━━━ Material supplied ━━━

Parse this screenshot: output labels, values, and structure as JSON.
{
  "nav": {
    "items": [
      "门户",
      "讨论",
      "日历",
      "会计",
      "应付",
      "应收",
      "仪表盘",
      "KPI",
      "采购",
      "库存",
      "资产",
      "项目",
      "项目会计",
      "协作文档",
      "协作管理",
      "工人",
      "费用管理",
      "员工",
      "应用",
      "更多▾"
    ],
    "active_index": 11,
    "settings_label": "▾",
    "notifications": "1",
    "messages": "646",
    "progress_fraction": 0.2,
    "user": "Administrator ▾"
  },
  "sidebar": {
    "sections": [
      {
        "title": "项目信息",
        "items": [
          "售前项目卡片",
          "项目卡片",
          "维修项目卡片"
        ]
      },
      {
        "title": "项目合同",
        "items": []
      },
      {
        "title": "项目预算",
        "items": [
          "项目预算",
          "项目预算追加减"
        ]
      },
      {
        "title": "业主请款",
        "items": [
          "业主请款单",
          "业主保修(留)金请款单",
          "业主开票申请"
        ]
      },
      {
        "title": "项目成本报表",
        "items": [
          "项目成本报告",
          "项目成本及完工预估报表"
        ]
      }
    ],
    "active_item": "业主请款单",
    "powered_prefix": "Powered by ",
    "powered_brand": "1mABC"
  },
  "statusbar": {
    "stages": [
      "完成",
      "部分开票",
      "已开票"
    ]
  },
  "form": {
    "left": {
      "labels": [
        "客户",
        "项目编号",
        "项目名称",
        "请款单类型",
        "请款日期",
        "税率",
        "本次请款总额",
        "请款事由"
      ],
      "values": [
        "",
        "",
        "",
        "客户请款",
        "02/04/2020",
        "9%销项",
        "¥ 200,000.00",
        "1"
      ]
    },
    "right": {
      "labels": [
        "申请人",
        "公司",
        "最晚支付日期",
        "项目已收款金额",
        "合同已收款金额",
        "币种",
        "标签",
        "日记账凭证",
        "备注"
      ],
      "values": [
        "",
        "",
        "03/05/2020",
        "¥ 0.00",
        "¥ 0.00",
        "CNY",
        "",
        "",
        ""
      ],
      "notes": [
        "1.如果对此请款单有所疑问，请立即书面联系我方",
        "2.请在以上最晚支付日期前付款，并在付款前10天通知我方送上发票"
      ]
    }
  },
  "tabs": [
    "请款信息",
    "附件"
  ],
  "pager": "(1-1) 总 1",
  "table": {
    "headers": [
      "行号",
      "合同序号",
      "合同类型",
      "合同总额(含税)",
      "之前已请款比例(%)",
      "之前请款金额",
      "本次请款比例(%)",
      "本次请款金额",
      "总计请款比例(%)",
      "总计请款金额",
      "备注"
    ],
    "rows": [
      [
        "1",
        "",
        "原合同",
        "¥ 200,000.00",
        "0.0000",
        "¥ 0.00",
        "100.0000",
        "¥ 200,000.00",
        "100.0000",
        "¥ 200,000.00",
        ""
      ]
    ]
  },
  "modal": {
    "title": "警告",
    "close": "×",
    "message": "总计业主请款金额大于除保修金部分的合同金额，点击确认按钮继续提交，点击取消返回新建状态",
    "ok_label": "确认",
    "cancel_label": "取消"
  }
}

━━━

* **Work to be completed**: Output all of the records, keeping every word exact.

* **Exercise solution**:
Parse this screenshot: output labels, values, and structure as JSON.
{
  "nav": {
    "items": [
      "门户",
      "讨论",
      "日历",
      "会计",
      "应付",
      "应收",
      "仪表盘",
      "KPI",
      "采购",
      "库存",
      "资产",
      "项目",
      "项目会计",
      "协作文档",
      "协作管理",
      "工人",
      "费用管理",
      "员工",
      "应用",
      "更多▾"
    ],
    "active_index": 11,
    "settings_label": "▾",
    "notifications": "1",
    "messages": "646",
    "progress_fraction": 0.2,
    "user": "Administrator ▾"
  },
  "sidebar": {
    "sections": [
      {
        "title": "项目信息",
        "items": [
          "售前项目卡片",
          "项目卡片",
          "维修项目卡片"
        ]
      },
      {
        "title": "项目合同",
        "items": []
      },
      {
        "title": "项目预算",
        "items": [
          "项目预算",
          "项目预算追加减"
        ]
      },
      {
        "title": "业主请款",
        "items": [
          "业主请款单",
          "业主保修(留)金请款单",
          "业主开票申请"
        ]
      },
      {
        "title": "项目成本报表",
        "items": [
          "项目成本报告",
          "项目成本及完工预估报表"
        ]
      }
    ],
    "active_item": "业主请款单",
    "powered_prefix": "Powered by ",
    "powered_brand": "1mABC"
  },
  "statusbar": {
    "stages": [
      "完成",
      "部分开票",
      "已开票"
    ]
  },
  "form": {
    "left": {
      "labels": [
        "客户",
        "项目编号",
        "项目名称",
        "请款单类型",
        "请款日期",
        "税率",
        "本次请款总额",
        "请款事由"
      ],
      "values": [
        "",
        "",
        "",
        "客户请款",
        "02/04/2020",
        "9%销项",
        "¥ 200,000.00",
        "1"
      ]
    },
    "right": {
      "labels": [
        "申请人",
        "公司",
        "最晚支付日期",
        "项目已收款金额",
        "合同已收款金额",
        "币种",
        "标签",
        "日记账凭证",
        "备注"
      ],
      "values": [
        "",
        "",
        "03/05/2020",
        "¥ 0.00",
        "¥ 0.00",
        "CNY",
        "",
        "",
        ""
      ],
      "notes": [
        "1.如果对此请款单有所疑问，请立即书面联系我方",
        "2.请在以上最晚支付日期前付款，并在付款前10天通知我方送上发票"
      ]
    }
  },
  "tabs": [
    "请款信息",
    "附件"
  ],
  "pager": "(1-1) 总 1",
  "table": {
    "headers": [
      "行号",
      "合同序号",
      "合同类型",
      "合同总额(含税)",
      "之前已请款比例(%)",
      "之前请款金额",
      "本次请款比例(%)",
      "本次请款金额",
      "总计请款比例(%)",
      "总计请款金额",
      "备注"
    ],
    "rows": [
      [
        "1",
        "",
        "原合同",
        "¥ 200,000.00",
        "0.0000",
        "¥ 0.00",
        "100.0000",
        "¥ 200,000.00",
        "100.0000",
        "¥ 200,000.00",
        ""
      ]
    ]
  },
  "modal": {
    "title": "警告",
    "close": "×",
    "message": "总计业主请款金额大于除保修金部分的合同金额，点击确认按钮继续提交，点击取消返回新建状态",
    "ok_label": "确认",
    "cancel_label": "取消"
  }
}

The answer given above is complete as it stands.